(Cecidomyiidae or Itonididae), a family of mosquito-like insects of the order Diptera. The dimensions of the gall midge are small (1-5 mm), and the nervation of the wings is simple. The larvae, which are narrowed at the ends and are red, orange, or green, carry a chitinous sternal spatula on the ventral side. Larvae of the lower Cecidomyiidae develop in the rotting remains of plants, and those of the higher Cecidomyiidae in the tissues of plants, causing the formation of galls (hence the designation “gall midge”); the species of a gall midge is determined according to the species of its plant host and according to the shape of the gall it forms. Adult gall midges live approximately 20 days, and they do not feed. About 3,500 species are known. Gall midges are found in Europe, Asia, and North America. There are about 500 species in the USSR. Because they develop in the tissues of plants, many gall midges cause serious damage to agriculture and forests. The most dangerous species are the Hessian fly; the millet midge; the wheat midge (Contarinia tritici), which damages the ears of rye and wheat; the rye-stem gnat (Hybolasioptera cerealis), which damages the bundles of stalks in many cultivated cereals; the pear midge (Contarinia pyrivora); and the raspberry midge (Lasioptera rubi), which damages horticultural gardens.

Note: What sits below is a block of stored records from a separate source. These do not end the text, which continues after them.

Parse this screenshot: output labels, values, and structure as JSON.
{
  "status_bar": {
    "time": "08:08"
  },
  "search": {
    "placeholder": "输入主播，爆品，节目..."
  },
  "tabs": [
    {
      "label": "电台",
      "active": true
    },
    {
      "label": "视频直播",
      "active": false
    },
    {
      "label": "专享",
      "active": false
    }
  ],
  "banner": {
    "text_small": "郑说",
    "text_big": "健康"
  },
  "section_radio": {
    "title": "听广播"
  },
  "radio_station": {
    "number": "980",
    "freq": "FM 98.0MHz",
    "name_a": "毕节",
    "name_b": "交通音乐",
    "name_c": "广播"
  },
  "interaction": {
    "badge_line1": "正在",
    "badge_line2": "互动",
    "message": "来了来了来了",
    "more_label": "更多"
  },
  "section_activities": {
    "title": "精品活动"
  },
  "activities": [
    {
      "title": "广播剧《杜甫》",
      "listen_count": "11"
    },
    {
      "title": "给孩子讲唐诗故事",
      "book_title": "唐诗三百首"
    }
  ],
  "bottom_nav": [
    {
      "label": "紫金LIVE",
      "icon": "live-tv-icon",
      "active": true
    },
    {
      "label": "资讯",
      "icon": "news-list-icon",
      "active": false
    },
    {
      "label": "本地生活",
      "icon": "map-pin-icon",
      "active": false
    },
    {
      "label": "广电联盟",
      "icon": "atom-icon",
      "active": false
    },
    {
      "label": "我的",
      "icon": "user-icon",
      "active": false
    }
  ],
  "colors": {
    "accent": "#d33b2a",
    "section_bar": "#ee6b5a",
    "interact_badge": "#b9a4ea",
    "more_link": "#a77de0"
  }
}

Protection against gall midges is often very difficult; it is based on agrotechnical and other measures.

A. B. LANGE

References in periodicals archive ?
Gall midges damage many parts of the plant including the bark, shoots, leaves, pre and post flowering shoot buds, inflorescence buds, axillaries, flowers, newly formed fruit and twigs (Rehman et al.
Among these, gall midges, caterpillars, leafhoppers, thrips, and mites are the most important pests attacking mango (Pena and Mohyuddin, 1997; Pena et al.
For example, introduction of sessile stages or young larval stages of coccinellids, lacewings, and gall midges should be avoided as they are susceptible to IGP.
The gall midges (Diptera, Cecidomyiidae) fron three restingas of Rio de Janeiro State, Brazil.
Among these, about 20 species of gall midges are known worldwide associated with various parts of mango plant including bark, shoots, leaves, pre and post flowering shoot buds, inflorescence buds, axillaries, flowers, newly formed fruit and twigs (Srivastava, 1998).
Gall parasitism rates were determined by counting emergence holes and classifying them according to whether they were the result of emerging gall midges or parasitoids.
The development of comprehensive management strategy for mango leaf gall midges is urgently needed.
When DNA from 34 cranberry tipworms and 31 blueberry gall midges was tested in a singleplex PCR assay, the specific primer set CBF and CBR (Table 2) developed for cranberry tipworm produced a 270-bp fragment from cranberry tipworm DNA, and no fragment from blueberry gall midge DNA.
Considering the high host specificity of the gall midges, the last ones probably belong to new species, as they are associated with new records of plants.
In Pakistan, a survey for mango gall midges and their natural enemies was initiated for the first time in 2007.